Moment: Brand Spanking Slew!
Melissa and I were in South Africa early last week to do some administrative stuff. But while we were there we just had to go shopping at the “Biggest mall in the Southern Hemisphere” Menlyn Mall. The urgency of the errand was heightened by the fact that our luggage did not make it onto the flight, and the sweaters we were wearing to ward of the 4 a.m. Nairobi chill threatened to kill us when we got to 98-degree Pretoria. So we floated on a pool of sweat and a year of built up retail deprivation to Menlyn (pronounced Main-Lan with an Afrikaner accent) excited to heat up some plastic…
But when we walked in the doors and began traipse around the well-stocked pile of gilt-wrapped boutiques that awaited us like so many unopened Christmas packages, something very odd happened. We recognized the STUFF that belongs in malls (clothes, accessories, good-smelling fast foods) but we couldn’t recognize our SELVES in that stuff in that mall because… we didn’t know the brands.
Like Darwin’s beloved Galapagos island, an entirely unique biosphere of brands developed while South Africa was isolated from the global economy until it abandoned Apartheid (though there are still whiffs of it in the air in Pretoria, truth be told). Not only did we not know the brands we didn’t know who the brands were for. Am I a Queenspark or a Truworth’s girl? Can I get business clothes in a Pinky’s? Could I possibly find something to read in CUM Books? Who in the heck is Ginger Mary, and how many times can I wear one of her dresses before it falls apart? Is Spilhaus a home store or a sexually transmitted disease? Mr. Price seems pretty self-explanatory, but there’s also a Mr. Coq and the intriguing Soviet. Salvation sounds cool and Pandora too—could they possibly live up to the hype? Who would ever guess that Clicks is an awesome pharmacy!?

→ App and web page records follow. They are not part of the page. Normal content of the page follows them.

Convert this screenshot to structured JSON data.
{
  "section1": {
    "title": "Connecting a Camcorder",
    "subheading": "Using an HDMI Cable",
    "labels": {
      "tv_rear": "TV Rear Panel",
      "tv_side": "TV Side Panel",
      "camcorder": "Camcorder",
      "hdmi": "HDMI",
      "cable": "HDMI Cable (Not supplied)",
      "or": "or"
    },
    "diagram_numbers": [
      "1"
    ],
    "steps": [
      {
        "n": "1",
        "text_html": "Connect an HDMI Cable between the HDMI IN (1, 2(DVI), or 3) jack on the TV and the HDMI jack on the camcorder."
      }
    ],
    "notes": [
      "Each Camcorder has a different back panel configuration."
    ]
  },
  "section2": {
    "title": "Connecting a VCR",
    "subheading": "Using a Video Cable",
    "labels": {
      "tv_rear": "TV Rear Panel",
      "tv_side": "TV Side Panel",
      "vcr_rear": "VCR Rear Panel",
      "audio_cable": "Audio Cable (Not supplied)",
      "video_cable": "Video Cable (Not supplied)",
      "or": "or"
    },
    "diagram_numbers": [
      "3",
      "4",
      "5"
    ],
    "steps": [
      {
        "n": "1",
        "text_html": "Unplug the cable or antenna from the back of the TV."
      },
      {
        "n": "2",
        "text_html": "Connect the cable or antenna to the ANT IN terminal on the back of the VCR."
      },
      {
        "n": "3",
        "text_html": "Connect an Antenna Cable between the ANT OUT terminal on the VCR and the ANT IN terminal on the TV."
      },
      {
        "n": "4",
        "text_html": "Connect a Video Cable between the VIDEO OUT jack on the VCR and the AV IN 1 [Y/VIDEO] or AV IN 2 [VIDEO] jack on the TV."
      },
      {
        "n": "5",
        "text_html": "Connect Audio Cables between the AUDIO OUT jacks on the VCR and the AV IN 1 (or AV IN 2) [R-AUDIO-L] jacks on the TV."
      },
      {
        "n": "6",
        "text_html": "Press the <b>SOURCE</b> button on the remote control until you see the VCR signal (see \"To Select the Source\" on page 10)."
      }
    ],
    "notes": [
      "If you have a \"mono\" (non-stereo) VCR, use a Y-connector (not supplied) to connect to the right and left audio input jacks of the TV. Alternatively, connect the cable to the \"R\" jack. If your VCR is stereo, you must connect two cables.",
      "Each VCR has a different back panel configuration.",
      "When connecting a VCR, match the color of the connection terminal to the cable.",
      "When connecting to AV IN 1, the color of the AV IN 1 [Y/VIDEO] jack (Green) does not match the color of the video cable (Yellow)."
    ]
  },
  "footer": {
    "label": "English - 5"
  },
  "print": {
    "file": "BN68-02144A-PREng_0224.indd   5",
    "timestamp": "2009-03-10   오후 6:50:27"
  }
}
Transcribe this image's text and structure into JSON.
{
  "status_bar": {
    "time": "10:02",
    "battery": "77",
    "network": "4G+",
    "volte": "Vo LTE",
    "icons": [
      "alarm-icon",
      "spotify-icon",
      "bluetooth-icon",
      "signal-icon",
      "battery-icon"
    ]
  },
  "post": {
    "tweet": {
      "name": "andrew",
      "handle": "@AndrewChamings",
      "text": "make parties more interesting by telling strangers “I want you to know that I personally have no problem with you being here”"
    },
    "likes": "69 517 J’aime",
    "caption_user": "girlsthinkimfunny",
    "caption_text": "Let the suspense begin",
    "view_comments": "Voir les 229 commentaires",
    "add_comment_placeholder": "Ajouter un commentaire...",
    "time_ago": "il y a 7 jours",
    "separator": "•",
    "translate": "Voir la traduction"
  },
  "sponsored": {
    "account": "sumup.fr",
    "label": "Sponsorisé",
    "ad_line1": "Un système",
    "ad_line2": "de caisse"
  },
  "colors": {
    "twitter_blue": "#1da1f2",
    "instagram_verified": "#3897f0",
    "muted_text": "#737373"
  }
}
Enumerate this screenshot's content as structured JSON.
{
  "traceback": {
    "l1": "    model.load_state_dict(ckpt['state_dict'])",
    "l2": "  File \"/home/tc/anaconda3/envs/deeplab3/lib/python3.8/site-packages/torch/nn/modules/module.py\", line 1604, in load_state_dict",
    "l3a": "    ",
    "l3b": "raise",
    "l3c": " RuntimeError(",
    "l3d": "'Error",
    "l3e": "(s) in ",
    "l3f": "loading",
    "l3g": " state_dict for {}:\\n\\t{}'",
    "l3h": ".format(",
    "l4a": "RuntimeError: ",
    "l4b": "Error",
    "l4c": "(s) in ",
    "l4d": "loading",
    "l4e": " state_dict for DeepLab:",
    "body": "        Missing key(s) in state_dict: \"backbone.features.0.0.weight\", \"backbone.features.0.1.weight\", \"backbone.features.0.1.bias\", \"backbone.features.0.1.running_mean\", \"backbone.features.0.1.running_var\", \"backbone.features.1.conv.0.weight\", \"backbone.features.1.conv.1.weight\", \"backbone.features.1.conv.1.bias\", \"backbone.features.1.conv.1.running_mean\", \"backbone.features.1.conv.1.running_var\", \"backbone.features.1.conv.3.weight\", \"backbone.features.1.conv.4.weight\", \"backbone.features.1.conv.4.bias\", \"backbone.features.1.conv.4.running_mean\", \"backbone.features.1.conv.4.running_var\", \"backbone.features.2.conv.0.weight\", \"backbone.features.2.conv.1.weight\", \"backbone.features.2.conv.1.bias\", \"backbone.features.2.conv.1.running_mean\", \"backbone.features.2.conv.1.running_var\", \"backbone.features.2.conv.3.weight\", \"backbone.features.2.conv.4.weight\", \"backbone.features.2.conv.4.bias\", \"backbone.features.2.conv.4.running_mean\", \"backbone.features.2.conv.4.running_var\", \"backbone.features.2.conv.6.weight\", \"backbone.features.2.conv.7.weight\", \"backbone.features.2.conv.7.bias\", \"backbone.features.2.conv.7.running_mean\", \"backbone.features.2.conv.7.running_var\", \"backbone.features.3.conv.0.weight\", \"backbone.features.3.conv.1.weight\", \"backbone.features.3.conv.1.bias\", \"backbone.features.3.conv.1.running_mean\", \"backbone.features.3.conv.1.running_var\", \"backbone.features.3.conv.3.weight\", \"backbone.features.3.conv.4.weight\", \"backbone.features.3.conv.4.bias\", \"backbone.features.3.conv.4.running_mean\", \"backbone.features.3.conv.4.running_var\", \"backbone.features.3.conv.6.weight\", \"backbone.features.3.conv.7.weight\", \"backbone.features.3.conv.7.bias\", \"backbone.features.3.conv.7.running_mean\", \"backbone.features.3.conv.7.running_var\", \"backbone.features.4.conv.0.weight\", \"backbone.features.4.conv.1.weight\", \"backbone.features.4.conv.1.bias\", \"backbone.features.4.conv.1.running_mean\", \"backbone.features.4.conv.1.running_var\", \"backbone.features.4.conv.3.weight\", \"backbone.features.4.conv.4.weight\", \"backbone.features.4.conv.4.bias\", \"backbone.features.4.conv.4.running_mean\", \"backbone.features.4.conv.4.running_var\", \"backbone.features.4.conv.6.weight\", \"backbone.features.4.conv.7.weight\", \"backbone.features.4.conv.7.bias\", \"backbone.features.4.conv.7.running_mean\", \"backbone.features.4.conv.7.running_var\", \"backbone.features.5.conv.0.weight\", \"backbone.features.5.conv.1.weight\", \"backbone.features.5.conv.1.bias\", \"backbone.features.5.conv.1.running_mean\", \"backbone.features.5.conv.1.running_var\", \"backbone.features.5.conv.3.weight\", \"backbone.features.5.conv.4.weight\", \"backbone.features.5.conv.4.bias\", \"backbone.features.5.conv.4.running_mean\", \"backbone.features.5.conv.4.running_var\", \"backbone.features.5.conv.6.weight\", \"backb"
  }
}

Even though this brand ignorance should have made me a better shopper able to focus only on the quality, style and fit of the garments without the baggage of million-dollar campaigns whispering in my ear, my ignorance was paralyzing. Without my brands in the mall, I had a veritable identity crisis. In the states I am Banana Republic/Ann Taylor for foundational business and dress up, Loft/Gap/Anthropologie for weekend wear. Express for fitted button-down shirts. Victoria’s secret for favorite yummies, Fossil for bags and watches, Adidas/Athleta for gym wear, and Pottery Barn for the hell of it. Pier One delights. Sephora is an annual pilgrimage to the sacred temple of beauty. Justice is Melissa’s tweenage spiritual home. I never even bother walking into Kate Spade or Coach (Ok. Fine. But I’ m JUST LOOKING!). A great department store is best for shoes, with Sketchers appealing to my streak of whimsy. Kids clothes: TARGET. Full stop.
But how depressing is it that my ever so unique aesthetic can be summed up by a Venn diagram of marketing director-created customer archetypes? And that this internal GPS that locates me in a universe of possible buying decisions makes me buy more stuff? I hate being a cliché—Even more I hate being a market segment! But there it is.
So Melissa and I wandered for a good 2.5 hours in complete confusion, until finally, through the heat, sweat in our eyes, and brand blur, we found redemption (and it wasn’t a store name). First we saw a Jocky shop (comfy undies and PJs—yes!) then a Sketchers and Fossil. Levis was there and Crocs too. We bought some flip flops—just to ground ourselves, plus Colgate and Pantene. A Maybelline mascara helped us to resume breathing. After FOUR HOURS in the mall, we each left with a single sundress, a pair of cool shoes, a package of Jockies, and the vaguely haunted look of people who have Been Through Something. Is it any surprise that in spite of the amazing food in South Africa, we had dinner at McDonald’s?